Most of the bulk of lipstick is usually a solid waxy material mixed with a nonvolatile oil, so it can be spread easily but remains stiff in the tube. Common compositions use beeswax and castor oil, or carnuba wax. A recently patented composition uses a solid silicone material with polyethylene solidifier, and silicone oil.
Many different pigments are used. The dyes have to be insoluble in water, so the color will last. Soluble dyes are first 'laked', that is, converted to insoluble particles by treatment with metal oxides. Eosin is a commonly used red dye in lipsticks:
|Eosin, the red pigment in lipsticks.|
Gray=Carbon, Red=Oxygen, Brown=Bromine.

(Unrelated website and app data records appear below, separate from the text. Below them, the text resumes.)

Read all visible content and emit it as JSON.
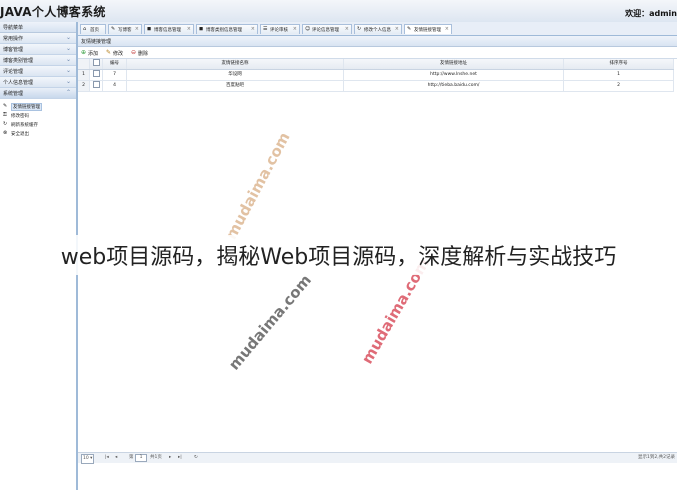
{
  "header": {
    "app_title": "JAVA个人博客系统",
    "welcome": "欢迎：admin"
  },
  "sidebar": {
    "title": "导航菜单",
    "sections": [
      {
        "label": "常用操作"
      },
      {
        "label": "博客管理"
      },
      {
        "label": "博客类别管理"
      },
      {
        "label": "评论管理"
      },
      {
        "label": "个人信息管理"
      },
      {
        "label": "系统管理"
      }
    ],
    "system_items": [
      {
        "icon": "✎",
        "label": "友情链接管理"
      },
      {
        "icon": "⚿",
        "label": "修改密码"
      },
      {
        "icon": "↻",
        "label": "刷新系统缓存"
      },
      {
        "icon": "⊗",
        "label": "安全退出"
      }
    ]
  },
  "tabs": [
    {
      "icon": "⌂",
      "label": "首页",
      "closable": false
    },
    {
      "icon": "✎",
      "label": "写博客",
      "closable": true
    },
    {
      "icon": "◼",
      "label": "博客信息管理",
      "closable": true
    },
    {
      "icon": "◼",
      "label": "博客类别信息管理",
      "closable": true
    },
    {
      "icon": "☰",
      "label": "评论审核",
      "closable": true
    },
    {
      "icon": "☺",
      "label": "评论信息管理",
      "closable": true
    },
    {
      "icon": "↻",
      "label": "修改个人信息",
      "closable": true
    },
    {
      "icon": "✎",
      "label": "友情链接管理",
      "closable": true
    }
  ],
  "panel": {
    "title": "友情链接管理",
    "toolbar": {
      "add": "添加",
      "edit": "修改",
      "delete": "删除"
    }
  },
  "table": {
    "columns": [
      "编号",
      "友情链接名称",
      "友情链接地址",
      "排序序号"
    ],
    "rows": [
      {
        "num": "1",
        "id": "7",
        "name": "华设网",
        "url": "http://www.lnshe.net",
        "sort": "1"
      },
      {
        "num": "2",
        "id": "4",
        "name": "百度贴吧",
        "url": "http://tieba.baidu.com/",
        "sort": "2"
      }
    ]
  },
  "pager": {
    "page_size": "10",
    "page_label": "第",
    "page_value": "1",
    "total_label": "共1页",
    "display_text": "显示1到2,共2记录"
  },
  "watermark": {
    "text": "mudaima.com"
  },
  "overlay": {
    "title": "web项目源码，揭秘Web项目源码，深度解析与实战技巧"
  },
  "colors": {
    "accent": "#9fbad8",
    "header_bg": "#dde6f1"
  }
}
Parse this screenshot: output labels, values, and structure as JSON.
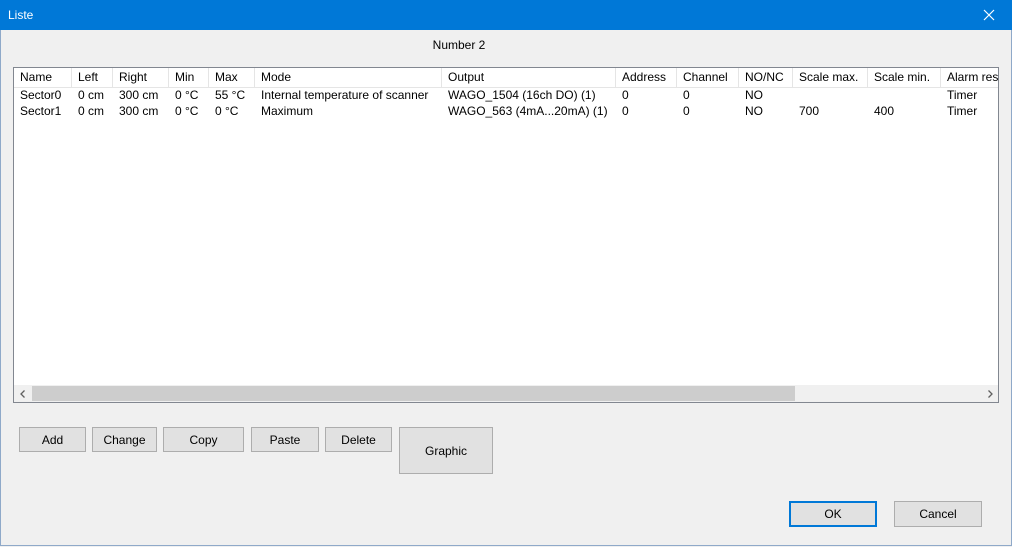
{
  "window": {
    "title": "Liste"
  },
  "heading": "Number  2",
  "list": {
    "columns": [
      "Name",
      "Left",
      "Right",
      "Min",
      "Max",
      "Mode",
      "Output",
      "Address",
      "Channel",
      "NO/NC",
      "Scale max.",
      "Scale min.",
      "Alarm res"
    ],
    "rows": [
      [
        "Sector0",
        "0 cm",
        "300 cm",
        "0 °C",
        "55 °C",
        "Internal temperature of scanner",
        "WAGO_1504 (16ch DO) (1)",
        "0",
        "0",
        "NO",
        "",
        "",
        "Timer"
      ],
      [
        "Sector1",
        "0 cm",
        "300 cm",
        "0 °C",
        "0 °C",
        "Maximum",
        "WAGO_563 (4mA...20mA) (1)",
        "0",
        "0",
        "NO",
        "700",
        "400",
        "Timer"
      ]
    ]
  },
  "buttons": {
    "add": "Add",
    "change": "Change",
    "copy": "Copy",
    "paste": "Paste",
    "delete": "Delete",
    "graphic": "Graphic",
    "ok": "OK",
    "cancel": "Cancel"
  },
  "icons": {
    "close": "close-icon",
    "scroll_left": "chevron-left-icon",
    "scroll_right": "chevron-right-icon"
  },
  "colors": {
    "titlebar": "#0078d7",
    "window_bg": "#f0f0f0",
    "list_bg": "#ffffff",
    "scroll_thumb": "#cdcdcd"
  }
}
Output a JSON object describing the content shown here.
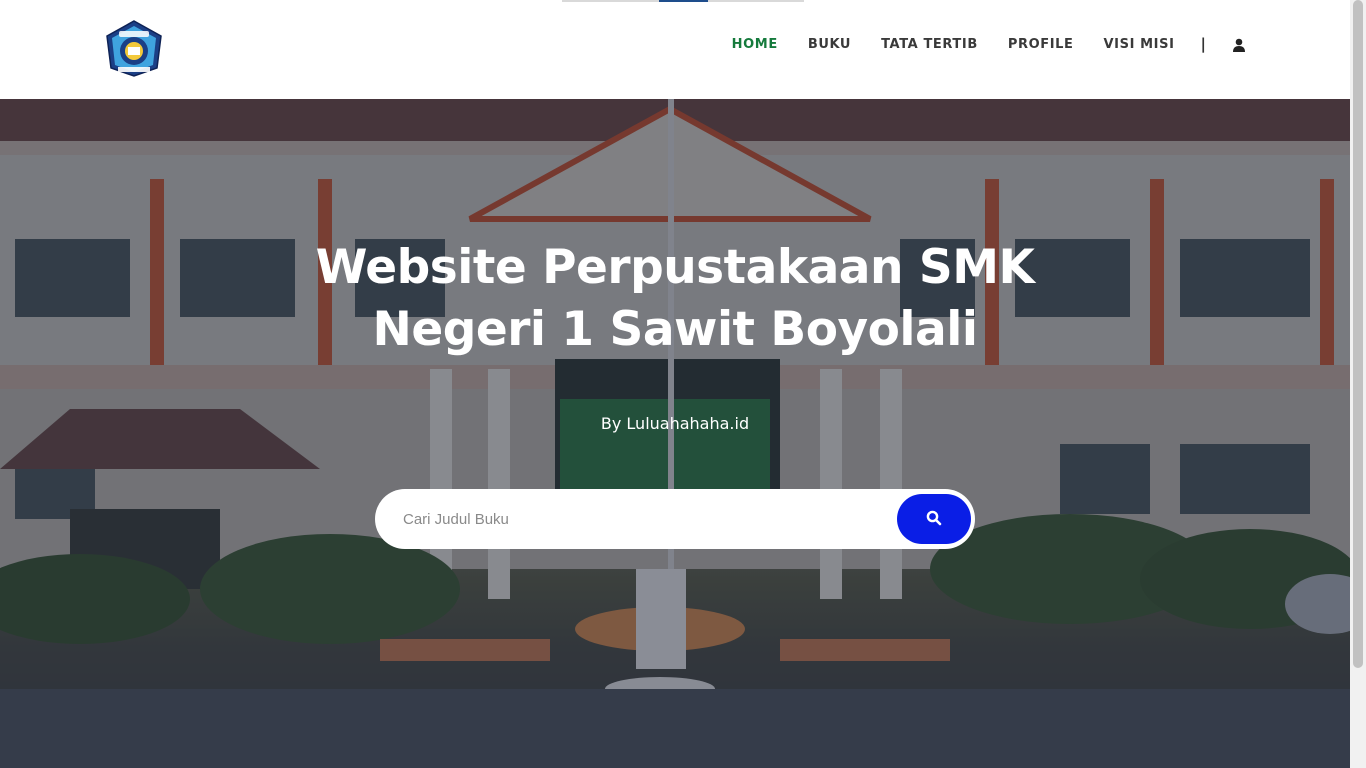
{
  "header": {
    "logo_name": "smk-negeri-1-sawit-logo",
    "nav": [
      {
        "label": "HOME",
        "active": true
      },
      {
        "label": "BUKU",
        "active": false
      },
      {
        "label": "TATA TERTIB",
        "active": false
      },
      {
        "label": "PROFILE",
        "active": false
      },
      {
        "label": "VISI MISI",
        "active": false
      }
    ],
    "separator": "|",
    "user_icon": "user-icon"
  },
  "hero": {
    "title_line1": "Website Perpustakaan SMK",
    "title_line2": "Negeri 1 Sawit Boyolali",
    "by_line": "By  Luluahahaha.id",
    "background": "school-building-photo"
  },
  "search": {
    "placeholder": "Cari Judul Buku",
    "button_icon": "search-icon",
    "button_color": "#0a1ee6"
  },
  "colors": {
    "active_nav": "#157a3c",
    "nav_text": "#3a3a3a"
  }
}
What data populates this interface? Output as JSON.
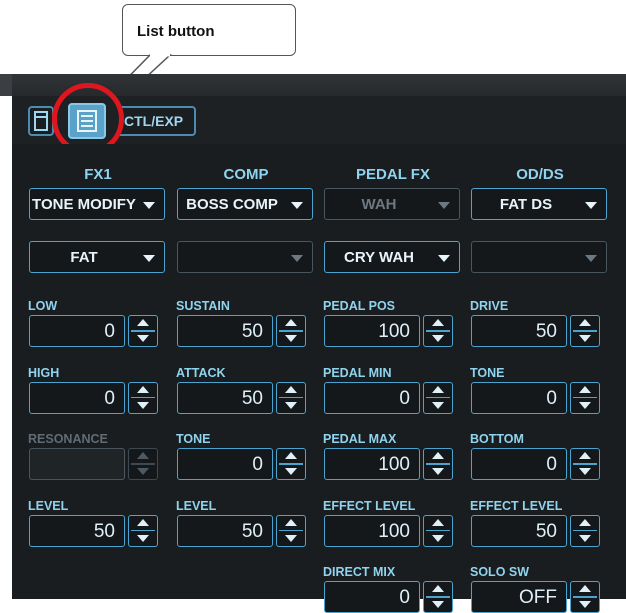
{
  "callout": {
    "text": "List button"
  },
  "toolbar": {
    "ctl_exp_label": "CTL/EXP"
  },
  "columns": [
    {
      "title": "FX1",
      "type_select": {
        "value": "TONE MODIFY",
        "enabled": true
      },
      "sub_select": {
        "value": "FAT",
        "enabled": true
      },
      "params": [
        {
          "label": "LOW",
          "value": "0",
          "enabled": true
        },
        {
          "label": "HIGH",
          "value": "0",
          "enabled": true
        },
        {
          "label": "RESONANCE",
          "value": "",
          "enabled": false
        },
        {
          "label": "LEVEL",
          "value": "50",
          "enabled": true
        }
      ]
    },
    {
      "title": "COMP",
      "type_select": {
        "value": "BOSS COMP",
        "enabled": true
      },
      "sub_select": {
        "value": "",
        "enabled": false
      },
      "params": [
        {
          "label": "SUSTAIN",
          "value": "50",
          "enabled": true
        },
        {
          "label": "ATTACK",
          "value": "50",
          "enabled": true
        },
        {
          "label": "TONE",
          "value": "0",
          "enabled": true
        },
        {
          "label": "LEVEL",
          "value": "50",
          "enabled": true
        }
      ]
    },
    {
      "title": "PEDAL FX",
      "type_select": {
        "value": "WAH",
        "enabled": false
      },
      "sub_select": {
        "value": "CRY WAH",
        "enabled": true
      },
      "params": [
        {
          "label": "PEDAL POS",
          "value": "100",
          "enabled": true
        },
        {
          "label": "PEDAL MIN",
          "value": "0",
          "enabled": true
        },
        {
          "label": "PEDAL MAX",
          "value": "100",
          "enabled": true
        },
        {
          "label": "EFFECT LEVEL",
          "value": "100",
          "enabled": true
        },
        {
          "label": "DIRECT MIX",
          "value": "0",
          "enabled": true
        }
      ]
    },
    {
      "title": "OD/DS",
      "type_select": {
        "value": "FAT DS",
        "enabled": true
      },
      "sub_select": {
        "value": "",
        "enabled": false
      },
      "params": [
        {
          "label": "DRIVE",
          "value": "50",
          "enabled": true
        },
        {
          "label": "TONE",
          "value": "0",
          "enabled": true
        },
        {
          "label": "BOTTOM",
          "value": "0",
          "enabled": true
        },
        {
          "label": "EFFECT LEVEL",
          "value": "50",
          "enabled": true
        },
        {
          "label": "SOLO SW",
          "value": "OFF",
          "enabled": true
        }
      ]
    }
  ]
}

Click the image for a 3D Chime model.
It becomes an intense red when it reacts with NH2 groups in proteins on the surface of the skin. The pigment is masked in the tube by a laked green or blue dye, and the color change when the lipstick is applied to the skin is sharp.
Many other ingredients insure that the lipstick has the proper texture and melting point. For example, esters of fatty acids (myristates) are sometimes added to give the lipstick 'stickiness'.
Author: Fred Senese email@example.com
Copyright © 1997-2010 by Fred Senese
Comments & questions to firstname.lastname@example.org
Last Revised 08/17/15.URL: http://antoine.frostburg.edu/chem/senese/101/consumer/faq/print-lipstick-composition.shtml